There’s no way around it — you cannot be fully prepared for the October 1, 2014 ICD-10 transition without knowing how the new coding platform will specifically affect your practice. And the specificity of ICD-10 has surprises for everyone.
Although many people associate coding with submitting claims, in reality, ICD codes are used in a variety of processes within clinical practices, from registration and referrals to billing and payment.
The following is a list of important questions created by CMS to help you think through where you use ICD codes and how ICD-10 will affect your practice. By making a plan to address these areas now, you can make sure your practice is ready for the ICD-10 transition.
Where do you use ICD-9 codes? Keep a log of everywhere you see and use an ICD-9 code. If the code is on paper, you will need new forms (e.g., patient encounter form, superbill). If the code is entered or displayed in your computer, check with your EHR and/or practice management system vendor to see when your system will be ready for ICD-10 codes.
Will you be able to submit claims? If you use an electronic system for any or all payers, you need to know if it will be able to accommodate the ICD-10 version of diagnoses and hospital inpatient procedures codes. If your billing system has not been upgraded for the current version of HIPAA claims standards -- Version 5010 -- you will not be able to submit claims. Check with your practice management system or software vendor to make sure your claims are in the HIPAA Version 5010 format and that your system or software can include the ICD-10 version of diagnoses and hospital inpatient procedures codes.
Will you be able to complete medical records? If you use any type of EHR system in your office, you need to know if it will capture ICD-10 codes. Look at how you enter ICD-9 codes (e.g., do you type them in or select from a drop-down menu) and talk to your EHR vendor about your system’s capabilities for ICD-10. If your EHR system does not capture ICD-10 codes and you use another terminology (SNOMED), you will still need ICD-10 codes to submit claims.
How will you code your claims under ICD-10? If you currently code by look-up in ICD-9 books, purchase the ICD-10 code books in early 2014. Take a look at the codes most commonly used in your office and begin developing a list of comparable ICD-10 codes. Alternatively, check your software for an ICD-10 look-up functionality.
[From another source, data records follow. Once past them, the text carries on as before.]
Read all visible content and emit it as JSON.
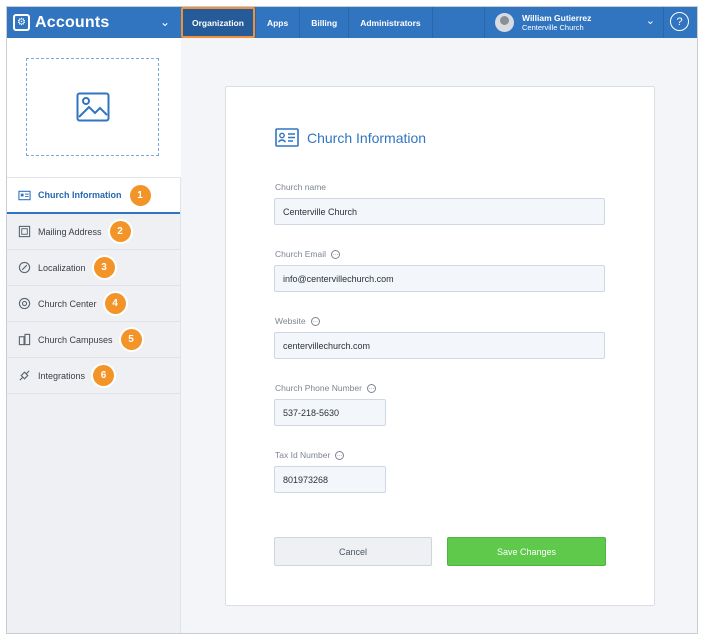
{
  "app": {
    "title": "Accounts",
    "icon": "gear-box-icon"
  },
  "topnav": {
    "items": [
      {
        "label": "Organization",
        "active": true
      },
      {
        "label": "Apps"
      },
      {
        "label": "Billing"
      },
      {
        "label": "Administrators"
      }
    ]
  },
  "user": {
    "name": "William Gutierrez",
    "org": "Centerville Church"
  },
  "help": {
    "symbol": "?"
  },
  "sidebar": {
    "items": [
      {
        "label": "Church Information",
        "badge": "1",
        "icon": "id-card-icon",
        "active": true
      },
      {
        "label": "Mailing Address",
        "badge": "2",
        "icon": "map-icon"
      },
      {
        "label": "Localization",
        "badge": "3",
        "icon": "compass-icon"
      },
      {
        "label": "Church Center",
        "badge": "4",
        "icon": "church-center-icon"
      },
      {
        "label": "Church Campuses",
        "badge": "5",
        "icon": "buildings-icon"
      },
      {
        "label": "Integrations",
        "badge": "6",
        "icon": "plug-icon"
      }
    ]
  },
  "form": {
    "title": "Church Information",
    "fields": [
      {
        "label": "Church name",
        "value": "Centerville Church"
      },
      {
        "label": "Church Email",
        "value": "info@centervillechurch.com"
      },
      {
        "label": "Website",
        "value": "centervillechurch.com"
      },
      {
        "label": "Church Phone Number",
        "value": "537-218-5630"
      },
      {
        "label": "Tax Id Number",
        "value": "801973268"
      }
    ],
    "cancel_label": "Cancel",
    "save_label": "Save Changes"
  },
  "colors": {
    "brand": "#3175c1",
    "badge": "#f29427",
    "save": "#5ec94a",
    "highlight": "#f0903a"
  }
}
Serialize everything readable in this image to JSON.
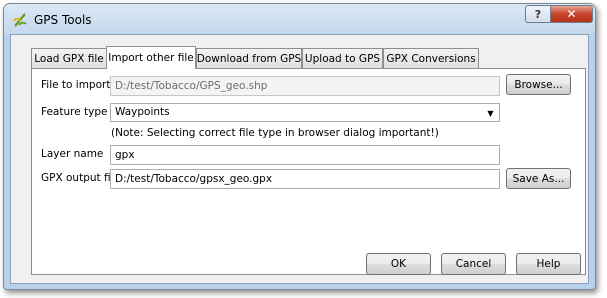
{
  "window": {
    "title": "GPS Tools",
    "help_label": "?",
    "close_label": "✕"
  },
  "tabs": [
    {
      "label": "Load GPX file"
    },
    {
      "label": "Import other file"
    },
    {
      "label": "Download from GPS"
    },
    {
      "label": "Upload to GPS"
    },
    {
      "label": "GPX Conversions"
    }
  ],
  "active_tab": "Import other file",
  "form": {
    "file_label": "File to import",
    "file_value": "D:/test/Tobacco/GPS_geo.shp",
    "browse_label": "Browse...",
    "feature_label": "Feature type",
    "feature_value": "Waypoints",
    "note": "(Note: Selecting correct file type in browser dialog important!)",
    "layer_label": "Layer name",
    "layer_value": "gpx",
    "output_label": "GPX output file",
    "output_value": "D:/test/Tobacco/gpsx_geo.gpx",
    "save_as_label": "Save As..."
  },
  "footer": {
    "ok_label": "OK",
    "cancel_label": "Cancel",
    "help_label": "Help"
  },
  "icons": {
    "app": "qgis-icon",
    "dropdown": "chevron-down-icon"
  }
}
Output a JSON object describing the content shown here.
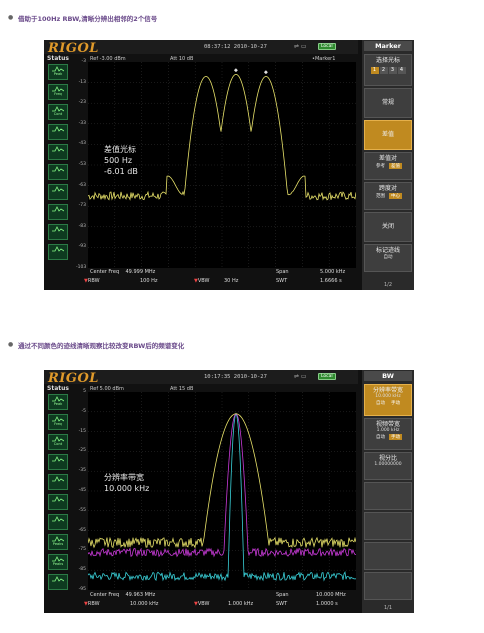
{
  "captions": {
    "first": "借助于100Hz RBW,清晰分辨出相邻的2个信号",
    "second": "通过不同颜色的迹线清晰观察比较改变RBW后的频谱变化"
  },
  "screen1": {
    "logo": "RIGOL",
    "time": "08:37:12 2010-10-27",
    "local": "Local",
    "status": "Status",
    "status_buttons": [
      "Peak",
      "Freq",
      "Cont",
      "",
      "",
      "",
      "",
      "",
      "",
      ""
    ],
    "ref": "Ref -3.00 dBm",
    "att": "Att  10 dB",
    "marker_label": "Marker1",
    "marker_freq": "500 Hz",
    "marker_val": "-6.01 dB",
    "y_ticks": [
      "-3",
      "-13",
      "-23",
      "-33",
      "-43",
      "-53",
      "-63",
      "-73",
      "-83",
      "-93",
      "-103"
    ],
    "overlay": [
      "差值光标",
      "500 Hz",
      "-6.01 dB"
    ],
    "center_label": "Center Freq",
    "center_value": "49.999 MHz",
    "span_label": "Span",
    "span_value": "5.000 kHz",
    "rbw_label": "RBW",
    "rbw_value": "100 Hz",
    "vbw_label": "VBW",
    "vbw_value": "30 Hz",
    "swt_label": "SWT",
    "swt_value": "1.6666 s",
    "menu_title": "Marker",
    "menu_select": "选择光标",
    "menu_numbers": [
      "1",
      "2",
      "3",
      "4"
    ],
    "menu_normal": "常规",
    "menu_delta": "差值",
    "menu_deltapair": "差值对",
    "menu_deltapair_opts": [
      "参考",
      "差值"
    ],
    "menu_span_pair": "跨度对",
    "menu_span_opts": [
      "范围",
      "中心"
    ],
    "menu_off": "关闭",
    "menu_trace": "标记迹线",
    "menu_trace_opt": "自动",
    "page": "1/2",
    "colors": {
      "trace": "#e8e26a"
    }
  },
  "screen2": {
    "logo": "RIGOL",
    "time": "10:17:35 2010-10-27",
    "local": "Local",
    "status": "Status",
    "status_buttons": [
      "Peak",
      "Freq",
      "Cont",
      "",
      "",
      "",
      "",
      "Peaks",
      "Peaks",
      ""
    ],
    "ref": "Ref  5.00 dBm",
    "att": "Att  15 dB",
    "y_ticks": [
      "5",
      "-5",
      "-15",
      "-25",
      "-35",
      "-45",
      "-55",
      "-65",
      "-75",
      "-85",
      "-95"
    ],
    "overlay": [
      "分辨率带宽",
      "10.000 kHz"
    ],
    "center_label": "Center Freq",
    "center_value": "49.963 MHz",
    "span_label": "Span",
    "span_value": "10.000 MHz",
    "rbw_label": "RBW",
    "rbw_value": "10.000 kHz",
    "vbw_label": "VBW",
    "vbw_value": "1.000 kHz",
    "swt_label": "SWT",
    "swt_value": "1.0000 s",
    "menu_title": "BW",
    "menu_rbw": "分辨率带宽",
    "menu_rbw_value": "10.000 kHz",
    "menu_rbw_opts": [
      "自动",
      "手动"
    ],
    "menu_vbw": "视频带宽",
    "menu_vbw_value": "1.000 kHz",
    "menu_vbw_opts": [
      "自动",
      "手动"
    ],
    "menu_ratio": "视分比",
    "menu_ratio_value": "1.00000000",
    "page": "1/1",
    "colors": {
      "trace1": "#e8e26a",
      "trace2": "#c83ad8",
      "trace3": "#3ad0d8"
    }
  }
}
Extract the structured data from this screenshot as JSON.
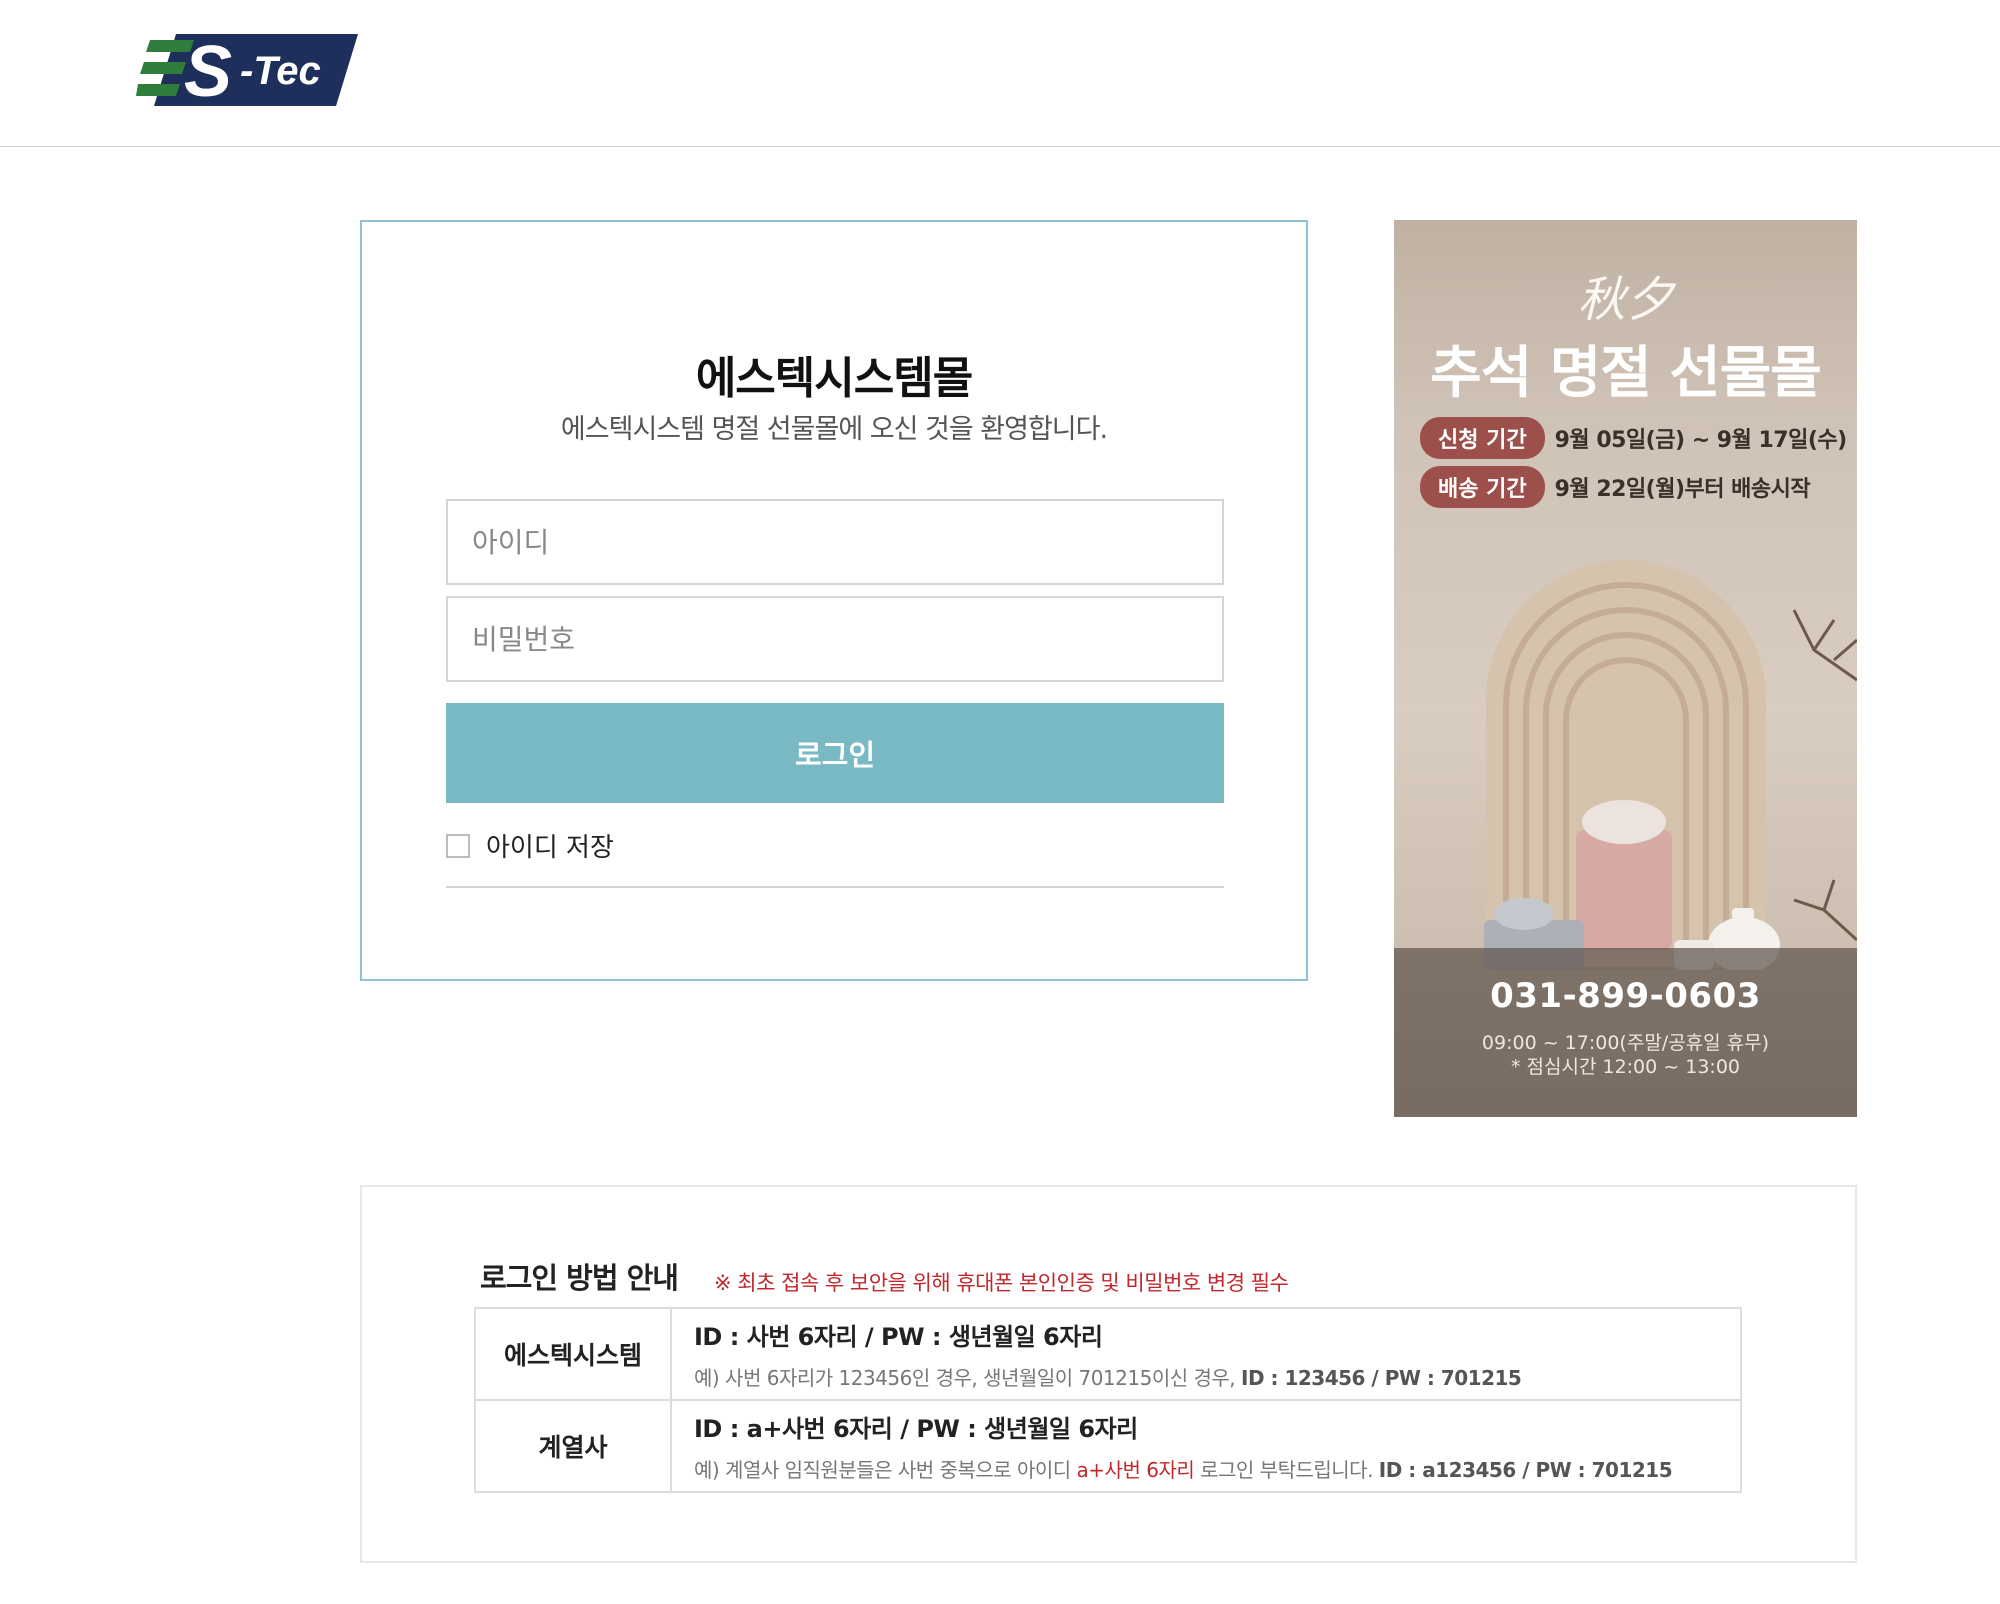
{
  "header": {
    "logo_text": "S-Tec",
    "logo_colors": {
      "green": "#2e7d3a",
      "navy": "#1f2f5c",
      "white": "#ffffff"
    }
  },
  "login": {
    "title": "에스텍시스템몰",
    "subtitle": "에스텍시스템 명절 선물몰에 오신 것을 환영합니다.",
    "id_placeholder": "아이디",
    "pw_placeholder": "비밀번호",
    "login_button": "로그인",
    "remember_label": "아이디 저장",
    "remember_checked": false,
    "accent_color": "#79b9c4"
  },
  "banner": {
    "hanja": "秋夕",
    "title": "추석 명절 선물몰",
    "period_label": "신청 기간",
    "period_value": "9월 05일(금) ~ 9월 17일(수)",
    "delivery_label": "배송 기간",
    "delivery_value": "9월 22일(월)부터 배송시작",
    "phone": "031-899-0603",
    "hours": "09:00 ~ 17:00(주말/공휴일 휴무)",
    "lunch": "* 점심시간 12:00 ~ 13:00",
    "pill_color": "#9c4f4b"
  },
  "guide": {
    "title": "로그인 방법 안내",
    "note": "※ 최초 접속 후 보안을 위해 휴대폰 본인인증 및 비밀번호 변경 필수",
    "rows": [
      {
        "head": "에스텍시스템",
        "main": "ID : 사번 6자리  /  PW : 생년월일 6자리",
        "example_prefix": "예) 사번 6자리가 123456인 경우, 생년월일이 701215이신 경우, ",
        "example_highlight": "",
        "example_suffix": "",
        "example_bold": "ID : 123456 / PW : 701215"
      },
      {
        "head": "계열사",
        "main": "ID : a+사번 6자리  /  PW : 생년월일 6자리",
        "example_prefix": "예) 계열사 임직원분들은 사번 중복으로 아이디 ",
        "example_highlight": "a+사번 6자리",
        "example_suffix": " 로그인 부탁드립니다. ",
        "example_bold": "ID : a123456 / PW : 701215"
      }
    ]
  }
}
Are there ways to make coding more efficient? For example, develop a list of your most commonly used ICD-9 codes and become familiar with the ICD-10 codes you will use in the future; also, invest in a software program that helps small practices with coding.
This article is based on reporting from Government Health IT News.